A common goal in estate planning, especially for people who are retired or who have a chronic illness, is protection of assets in case they need long-term care. It's common knowledge that qualification for Medicaid benefits usually requires the recipient to be impoverished. It is less common knowledge, however, that you can protect many of your assets and still qualify for Medicaid if you plan ahead.
You can watch a video of Riley and Laurel discussing these issues HERE.
Before we discuss how planning ahead helps you qualify for Medicaid without losing everything you have, let's first clarify how eligibility for Medicaid is typically determined.
- If you are single, you can only have $2,000 dollars in assets, including the value of your home.
- If you are married, you can have $3,000 dollars in assets. This does not include the value of your home (up to $595,000 in equity for 2020), so long as one spouse continues to live there.
- If you are married and one spouse does not need long-term care, that spouse can keep half of your assets, or $25,728 at minimum and up to a maximum of $128,640 (for 2020).
- The value of your IRAs, and your spouse's IRAs, count against you.
- You can't have more than $2,349 in income.
- If you are married, your spouse can have at least $3,216 in income, even if they need to "borrow" some from you to help them get to that number.
If you fail to meet either test, then you won't qualify for Medicaid until you "spend down" your assets to those numbers.
What about the "look back" period?
Yes, there's a potential trap. If you give away any of your assets - like money, real estate, or business interests - within 60 months (5 years) of applying for Medicaid, then you will be penalized for that transfer. How is this penalty calculated? For 2020, the penalty divisor is $178.18 per day.
What does that mean? Here's an example. Let's say thought transferring your home to your children was a good way to protect it from a spend down. At that time of transfer, the home was worth $120,000. A year later, you need to move into a nursing home. You penalty is $120,000 divided by $178.18, which is 673. That means you have a penalty period of 673 days (or 1 year, 11 months, and 4 days) during which you must self-pay for long-term care before you are eligible to receive Medicaid.
The Wrong Solution
Many people ask why they can't just transfer their assets to their children, assuming they can do so outside of the 5 year look-back period. It's a great question, but this solution comes with a couple of risks that people usually want to avoid.
First, transferring certain types of property, such as real estate or other assets that increase in value over time, can subject your children to an unintended capital gains tax liability. If your children are given your assets, or if they purchase them for less than fair market value, that will eventually pay taxes on the increase in value since the time that you acquired those assets. If your children inherit those assets at your death, however, they avoid the capital gains issues.
Second, transferring your assets to your children risks losing your assets through your children's bad choices or bad luck. If one of them experiences a divorce, a crisis in their own health, a bankruptcy, a lawsuit, a creditor claim, or any number of other financial problems, you could lose your savings, your home, your business, or other assets you have transferred to your children thinking you were protecting them.
Okay, so now you have a little bit of a grasp on qualifying without a plan.
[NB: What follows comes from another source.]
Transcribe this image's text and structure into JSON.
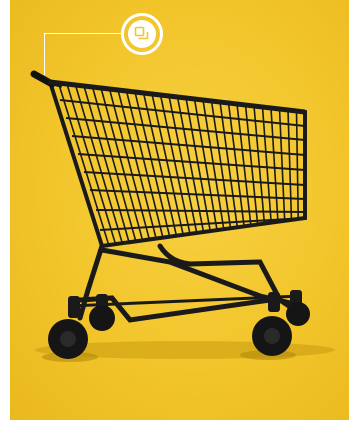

What if you want to plan ahead for Medicaid eligibility without losing your savings, hour real estate, your business interest, your IRAs, and other valuable assets?
Medicaid Asset Protection Trust
The Medicaid eligibility requirements stay the same. We can't change the asset test or the income test, but we can be smart about how we meet those tests. Instead of spending down your assets or transferring them to family 5 years ahead of time, which creates the tax and asset protection problems described above, we create a specific type of trust that we call a Medicaid Asset Protection Trust or MAPT.
An MAPT is an irrevocable trust that owns your protected assets in a way that is countable by Medicaid. The assets held in the MAPT are not considered when determining your eligibility, which means your non-qualified savings, your real estate, the family farm, your business interests, and other assets stay with you and your family during your incapacity.
Transfers to the MAPT are still subject to the 5 year look-back rules, so it's important to create this trust ahead of time, before you need long-term care.
An important final note: A revocable living trust does ineffective at protecting assets for Medicaid eligibility purposes. There are many great reasons to create a revocable living trust, but Medicaid qualification isn't one of them. If you have been told that your revocable living trust will protect your assets if you or your spouse need long-term care, you have been misled, and you need to solve that problem quickly.
Here's the stuff we always put at the end: If you want to know more, we would love to talk with you. Best part, the conversation about how it could benefit you doesn't cost anything. Call us at (918) 770-8940, send an email to firstname.lastname@example.org, or click HERE to schedule a free consultation with a Tallgrass attorney.
Disclaimer: Reading this blog post does not create an attorney-client relationship, and it is not formal legal advice. This is for information purposes only. It is always best to speak with an attorney about your questions, assets, concerns, and needs.